A faithful copy of all the data is the goal; omit the pictures.

+++++

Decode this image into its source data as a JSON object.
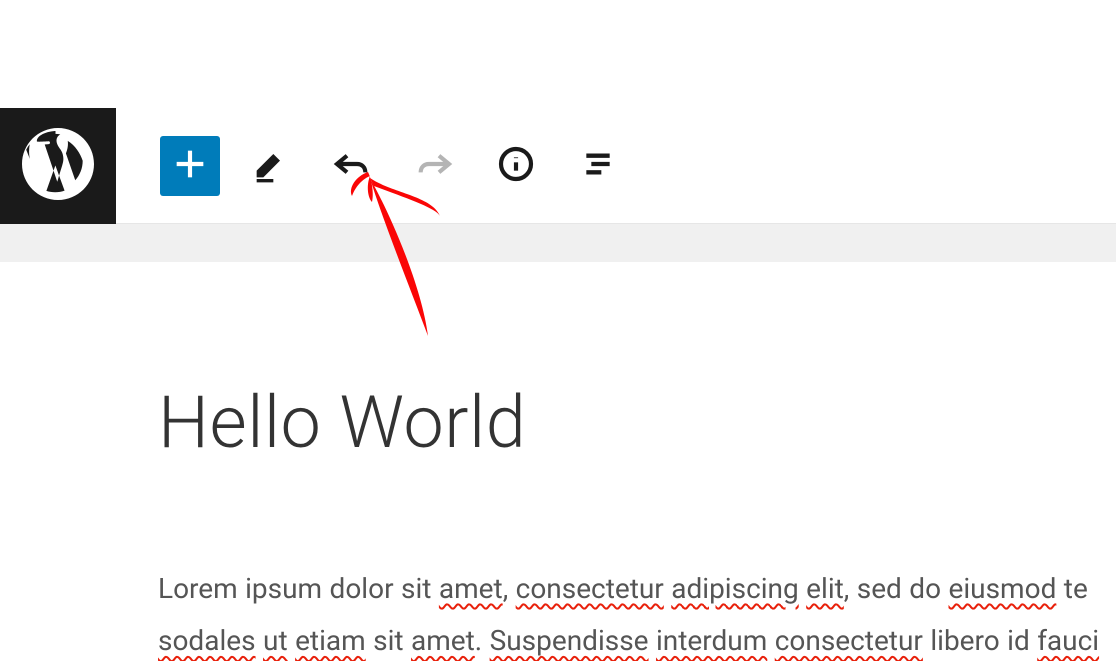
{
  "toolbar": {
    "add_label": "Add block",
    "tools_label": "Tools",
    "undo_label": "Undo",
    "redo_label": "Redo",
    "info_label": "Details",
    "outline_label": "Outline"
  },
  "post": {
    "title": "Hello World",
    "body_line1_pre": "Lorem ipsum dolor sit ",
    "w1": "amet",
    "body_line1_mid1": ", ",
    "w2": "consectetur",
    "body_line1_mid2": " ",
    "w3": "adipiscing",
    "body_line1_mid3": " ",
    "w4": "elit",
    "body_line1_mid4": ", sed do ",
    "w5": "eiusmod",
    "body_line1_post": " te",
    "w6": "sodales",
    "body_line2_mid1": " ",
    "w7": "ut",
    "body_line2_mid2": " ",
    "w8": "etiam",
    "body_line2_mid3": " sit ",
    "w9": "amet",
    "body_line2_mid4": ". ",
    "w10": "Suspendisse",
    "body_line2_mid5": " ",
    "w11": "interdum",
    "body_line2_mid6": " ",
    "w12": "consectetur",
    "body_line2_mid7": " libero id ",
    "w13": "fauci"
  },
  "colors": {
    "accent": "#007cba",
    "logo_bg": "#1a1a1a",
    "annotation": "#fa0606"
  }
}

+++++

SOLUTION FOR THIS TASK:
Decode this image into its source data as a JSON object.
{
  "toolbar": {
    "add_label": "Add block",
    "tools_label": "Tools",
    "undo_label": "Undo",
    "redo_label": "Redo",
    "info_label": "Details",
    "outline_label": "Outline"
  },
  "post": {
    "title": "Hello World",
    "body_line1_pre": "Lorem ipsum dolor sit ",
    "w1": "amet",
    "body_line1_mid1": ", ",
    "w2": "consectetur",
    "body_line1_mid2": " ",
    "w3": "adipiscing",
    "body_line1_mid3": " ",
    "w4": "elit",
    "body_line1_mid4": ", sed do ",
    "w5": "eiusmod",
    "body_line1_post": " te",
    "w6": "sodales",
    "body_line2_mid1": " ",
    "w7": "ut",
    "body_line2_mid2": " ",
    "w8": "etiam",
    "body_line2_mid3": " sit ",
    "w9": "amet",
    "body_line2_mid4": ". ",
    "w10": "Suspendisse",
    "body_line2_mid5": " ",
    "w11": "interdum",
    "body_line2_mid6": " ",
    "w12": "consectetur",
    "body_line2_mid7": " libero id ",
    "w13": "fauci"
  },
  "colors": {
    "accent": "#007cba",
    "logo_bg": "#1a1a1a",
    "annotation": "#fa0606"
  }
}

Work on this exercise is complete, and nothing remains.